Interior is quite open about its policy view that it prefers fishways to alternative escapement remedies. It is, of course, entitled to a good deal of deference concerning its policy choice. That does not mean that Interior is not obliged to show some reasonable support for its determination to insist on that requirement in this case. It will not do to present only a "Field of Dreams" justification ("If you build it, they will come."). Interior's difficulty in this proceeding in which the key dispute is the appropriate escapement rate for alewives (Interior's concern for the other fish seems quite strained), is that it relies only on conclusory assertions. It does refer to a management plan put out by the Atlantic States Marine Fisheries Commission which allegedly concludes that the escapement rate for alewives should be between 40 and 75% of an annual run in order to rebuild and increase the run. This plan, unfortunately for Interior, is not in the record.4 Petitioner, in contrast, presented an expert's report dealing with the relevant biological data from various river systems including the Union River, which quite pointedly undermines Interior's opinion or prediction that a 315,000 escapement is justified. Under these circumstances, we think we must conclude that Interior has not provided reasonable support—"substantial evidence"—for its "finding" and its requirement is not "reasonably related to its goal."

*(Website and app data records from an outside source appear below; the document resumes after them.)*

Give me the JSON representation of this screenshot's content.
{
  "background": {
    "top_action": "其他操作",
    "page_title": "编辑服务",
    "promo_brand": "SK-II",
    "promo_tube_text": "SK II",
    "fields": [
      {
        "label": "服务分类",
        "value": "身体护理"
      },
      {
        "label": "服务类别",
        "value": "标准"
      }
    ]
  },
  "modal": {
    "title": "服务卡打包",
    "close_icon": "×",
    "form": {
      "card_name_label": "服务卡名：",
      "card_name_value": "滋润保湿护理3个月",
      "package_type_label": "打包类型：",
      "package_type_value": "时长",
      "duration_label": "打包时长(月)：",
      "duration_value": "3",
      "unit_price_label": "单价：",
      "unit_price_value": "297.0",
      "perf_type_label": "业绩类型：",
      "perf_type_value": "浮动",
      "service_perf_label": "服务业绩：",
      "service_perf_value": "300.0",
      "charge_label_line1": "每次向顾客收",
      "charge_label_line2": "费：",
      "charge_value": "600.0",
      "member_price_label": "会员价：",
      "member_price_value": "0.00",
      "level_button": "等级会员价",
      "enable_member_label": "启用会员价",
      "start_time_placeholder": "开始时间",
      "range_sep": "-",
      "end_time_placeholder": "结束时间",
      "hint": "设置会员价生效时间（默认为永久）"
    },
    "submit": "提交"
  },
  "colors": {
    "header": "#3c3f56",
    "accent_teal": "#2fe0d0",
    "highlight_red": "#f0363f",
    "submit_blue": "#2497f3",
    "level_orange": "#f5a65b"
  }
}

* * * *
For the preceding reasons, FERC's order requiring Bangor to comply with Interior's fishway prescription is vacated.
1. The fish trapping facility is used for various fish management purposes.
2. Escondido concerned § 4(e), 16 U.S.C. § 797(e) (1985), which provides that licenses shall be subject to such conditions that are deemed necessary by the Secretary of the department which supervises a reservation "for the adequate protection and utilization of [that] reservation." The parties do not contest (nor could they) FERC's conclusion in Lynchburg, 39 F.E.R.C. P 61,079, that § 18 imposes a similar duty on the Commission to include fishway prescriptions imposed by the Secretary of Interior in licenses.
3. The APA's "substantial evidence" and "arbitrary and capricious" standard connotes the same substantive standard of review. The substantial evidence standard is "only a specific application of [the more general arbitrary and capricious review], separately recited in the APA not to establish a more rigorous standard of factual support but to emphasize that in the case of formal proceedings the factual support must be found in the closed record as opposed to elsewhere." Association of Data Processing Serv. Orgs., Inc. v. Board of Governors, 745 F.2d 677, 683 (D.C. Cir. 1984). See also Maryland People's Counsel v. FERC, 761 F.2d 768, 774 (D.C. Cir. 1985). But, the term "arbitrary and capricious" more naturally fits a determination of a mixed question of factfinding and policy implementation—which is what we have before us. See, e.g., Kisser v. Cisneros, 14 F.3d 615, 619 (D.C. Cir. 1994) (in applying the "arbitrary and capricious" standard a court examines whether there is a rational connection between the facts and the choice made).
4. Interior originally sought to add this report to the record on appeal but no longer attempts to do so.
26 ELR 20822 | Environmental Law Reporter | copyright © 1996 | All rights reserved